Lamb2Ewe is an online business that aims to “transform” the way meat gets from the farm to dinner tables.
Owners Tom Kitchen-Dunn and Jack Bostock will ask the Dragons to invest in the business that aims to give farmers better prices for their livestock, enabling them to adhere to top welfare standards.
The Holmfirth-based business, which has been trading for almost a year, was created when the entrepreneurs spotted a gap in the market for top-quality, high-welfare sustainable meat.
Kitchen-Dunn has a background in sales and marketing, while Bostock is a full-time shepherd.
Phenomenal first year
Kitchen-Dunn said it had been a “phenomenal” first year for the company.
“Sales are growing brilliantly, we’ve expanded our range, we’re opening our first bricks-and-mortar shop in the next few weeks’ and we’ve also been shortlisted for two British Farming Awards,” he added. “When the opportunity came up to apply for Dragons’ Den, we jumped at the chance.”
He claimed facing the Dragons was a “pretty nerve-wracking experience”, but also a valuable opportunity to present our business to such successful, inspirational entrepreneurs.
“We’d love to be able to tell you how we got on, but you’ll just have to tune in and watch!” Kitchen-Dunn said.
Lamb2Ewe said its meat aspired to be premium quality, reared to high-welfare standards and non-religiously slaughtered.
Eco-friendly delivery method
All products are delivered in eco-friendly boxes that do not require refrigeration, so use less fuel in transit.
As well as lamb, chicken, beef and pork, a range of pies, veg boxes and spice mixes can all be ordered online through the company.
Last month, Mak Tok founder William Chew talked to Food Manufacture about his appearance on Dragons’ Den, and what drove him to pitch for investment in his chilli paste company.

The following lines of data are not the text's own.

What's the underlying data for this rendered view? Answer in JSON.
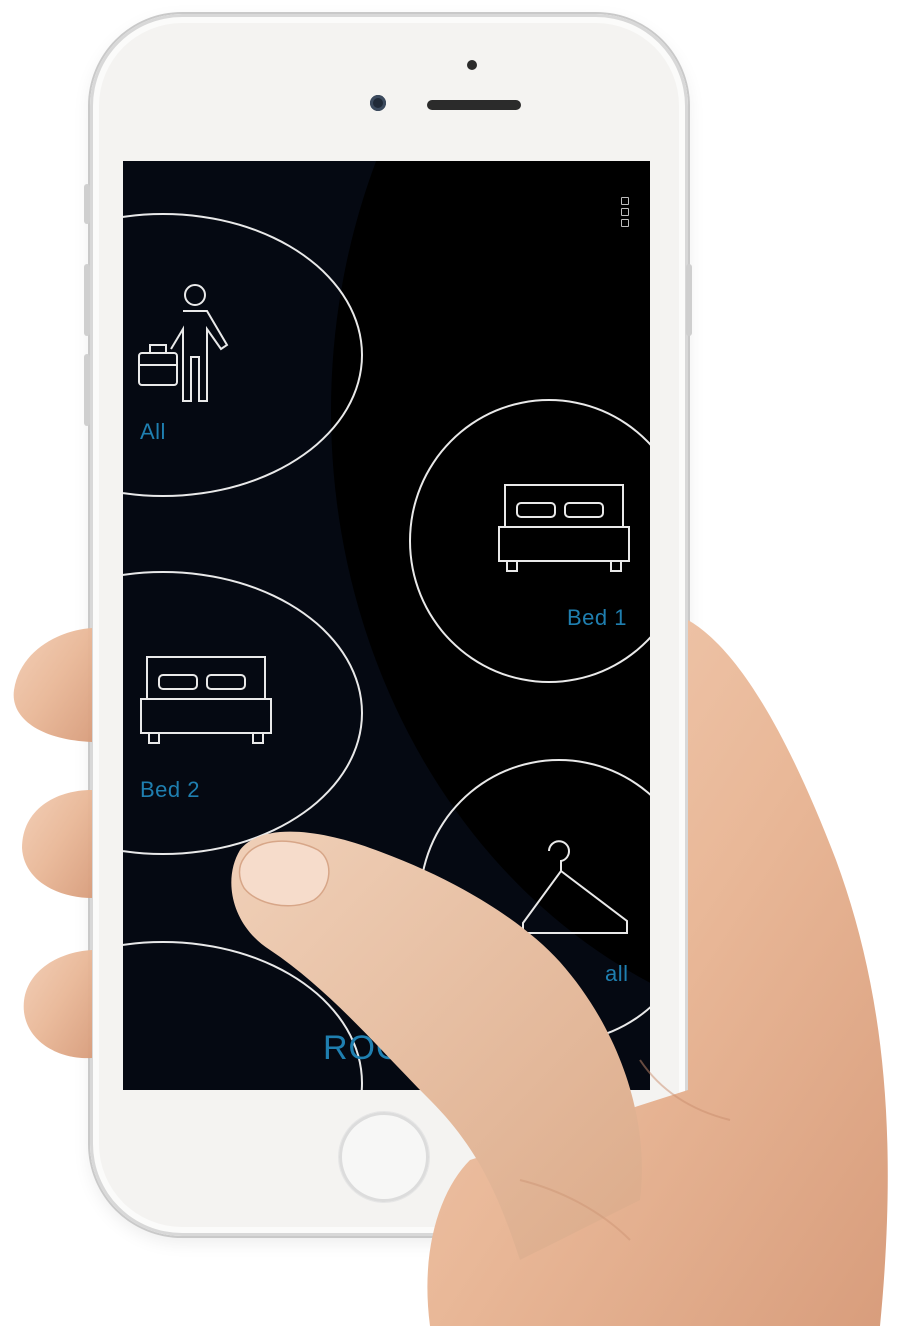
{
  "app": {
    "menu_icon": "more-vertical-icon",
    "tiles": [
      {
        "label": "All",
        "icon": "businessman-icon"
      },
      {
        "label": "Bed 1",
        "icon": "bed-icon"
      },
      {
        "label": "Bed 2",
        "icon": "bed-icon"
      },
      {
        "label": "all",
        "icon": "hanger-icon"
      }
    ],
    "footer_label": "ROOM"
  },
  "colors": {
    "screen_bg": "#050912",
    "accent": "#1f7fb0",
    "outline": "#e9e9e9"
  }
}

In February, a salmon-skin crisp maker, who turned down an offer on Dragons’ Den, revealed the firm went on to secure backing from a leading salmon-industry mogul.